As with all of Djaikovski's soundtrack work, the music can be enjoyed as a total listening experience rather than digesting each track separately. This is a welcome approach, given current trends that emphasize a few songs/compositions at the expense of the album's totality. That the emotive beauty of his music can be experienced without seeing the films makes Djaikovski's music even better. His works confirms that the best soundtracks are those that stand independent of their sources.
Tracks and Personnel
Tracks: Ghetto Life; Hell of a Road; Spin Off; Lie To Me; Sceptic; Lion's Den.
Personnel: Ghetto Priest: vocals; TK Wonder: vocals; MC Wasp: vocals; Serchuk Alimov: trumpet; Djengis Kadriev: saxophone, clarinet; Vladimir Krstev: violin; Nijazi Alimov: baritone; Goce Stefkovski: percussion; Nora Loloska: ethnic vocals.
The Third Half
Tracks: Samovilla's Birthday; The Story of Dmitry; Two Halves; More Sokol Pie; Remember Me, Papa; End Credits.
Personnel: Macedonian Radio Symphonic Orchestra; Oleg Kondratenko: conductor; Dzjian Emin: conductors: Vladimir Krstev: solo violin; Vladimir Krstev: additional orchestration; Marko Videnovic: additional orchestration; Dzijan Emin: additional orchestration.
The Balkan is Not Dead
Tracks: Love or Death; One Edelweiss; Eleni's Waltz; Osman; Sudnica.
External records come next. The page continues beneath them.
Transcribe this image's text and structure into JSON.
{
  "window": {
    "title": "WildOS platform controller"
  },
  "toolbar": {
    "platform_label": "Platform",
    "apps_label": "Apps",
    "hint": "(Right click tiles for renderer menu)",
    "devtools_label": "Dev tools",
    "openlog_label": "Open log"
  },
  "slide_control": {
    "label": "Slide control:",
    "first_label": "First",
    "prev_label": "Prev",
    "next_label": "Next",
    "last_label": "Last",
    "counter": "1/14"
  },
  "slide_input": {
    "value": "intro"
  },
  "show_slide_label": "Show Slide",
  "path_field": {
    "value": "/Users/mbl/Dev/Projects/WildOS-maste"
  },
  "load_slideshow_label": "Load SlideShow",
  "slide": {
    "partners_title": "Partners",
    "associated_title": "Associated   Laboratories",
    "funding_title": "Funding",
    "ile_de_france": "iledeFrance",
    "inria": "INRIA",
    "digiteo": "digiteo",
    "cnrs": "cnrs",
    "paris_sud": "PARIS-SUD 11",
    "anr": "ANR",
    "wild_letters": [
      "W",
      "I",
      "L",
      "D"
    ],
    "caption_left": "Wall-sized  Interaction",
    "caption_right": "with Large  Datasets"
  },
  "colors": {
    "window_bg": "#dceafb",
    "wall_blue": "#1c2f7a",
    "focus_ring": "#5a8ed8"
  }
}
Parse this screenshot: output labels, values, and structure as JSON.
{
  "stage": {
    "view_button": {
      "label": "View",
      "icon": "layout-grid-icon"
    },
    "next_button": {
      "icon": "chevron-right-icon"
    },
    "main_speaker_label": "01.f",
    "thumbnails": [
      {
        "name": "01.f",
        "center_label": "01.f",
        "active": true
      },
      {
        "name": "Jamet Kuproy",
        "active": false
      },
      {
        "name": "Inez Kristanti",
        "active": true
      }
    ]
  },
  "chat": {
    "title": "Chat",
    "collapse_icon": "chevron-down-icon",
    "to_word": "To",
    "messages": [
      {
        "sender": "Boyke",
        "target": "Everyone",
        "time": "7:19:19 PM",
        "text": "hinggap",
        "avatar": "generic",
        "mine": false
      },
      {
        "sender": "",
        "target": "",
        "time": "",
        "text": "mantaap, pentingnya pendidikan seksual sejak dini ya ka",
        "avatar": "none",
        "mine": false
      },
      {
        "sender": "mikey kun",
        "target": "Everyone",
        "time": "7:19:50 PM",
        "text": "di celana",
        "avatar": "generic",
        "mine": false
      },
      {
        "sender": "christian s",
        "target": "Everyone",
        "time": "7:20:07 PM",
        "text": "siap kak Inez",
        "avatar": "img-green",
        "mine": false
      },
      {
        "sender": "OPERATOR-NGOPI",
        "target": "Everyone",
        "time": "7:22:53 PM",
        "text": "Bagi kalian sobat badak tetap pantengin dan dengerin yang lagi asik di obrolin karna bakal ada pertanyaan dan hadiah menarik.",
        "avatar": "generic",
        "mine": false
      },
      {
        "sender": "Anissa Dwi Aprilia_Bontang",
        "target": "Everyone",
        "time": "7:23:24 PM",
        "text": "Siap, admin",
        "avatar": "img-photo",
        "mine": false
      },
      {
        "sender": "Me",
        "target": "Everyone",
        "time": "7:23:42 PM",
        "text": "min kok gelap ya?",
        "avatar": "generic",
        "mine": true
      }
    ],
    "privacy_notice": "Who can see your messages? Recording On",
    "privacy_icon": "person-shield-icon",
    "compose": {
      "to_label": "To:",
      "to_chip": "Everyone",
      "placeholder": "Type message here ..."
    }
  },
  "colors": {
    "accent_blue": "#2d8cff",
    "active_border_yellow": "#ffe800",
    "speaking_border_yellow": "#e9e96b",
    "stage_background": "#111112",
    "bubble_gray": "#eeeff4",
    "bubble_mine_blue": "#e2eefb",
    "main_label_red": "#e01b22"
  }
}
Personnel: Macedonian Radio Symphonic Orchestra; Oleg Kondratenko: conductor; Vladimir Krstev: solo violin; Vladimir Krstev: additional orchestration; Marko Videnovic: additional orchestration.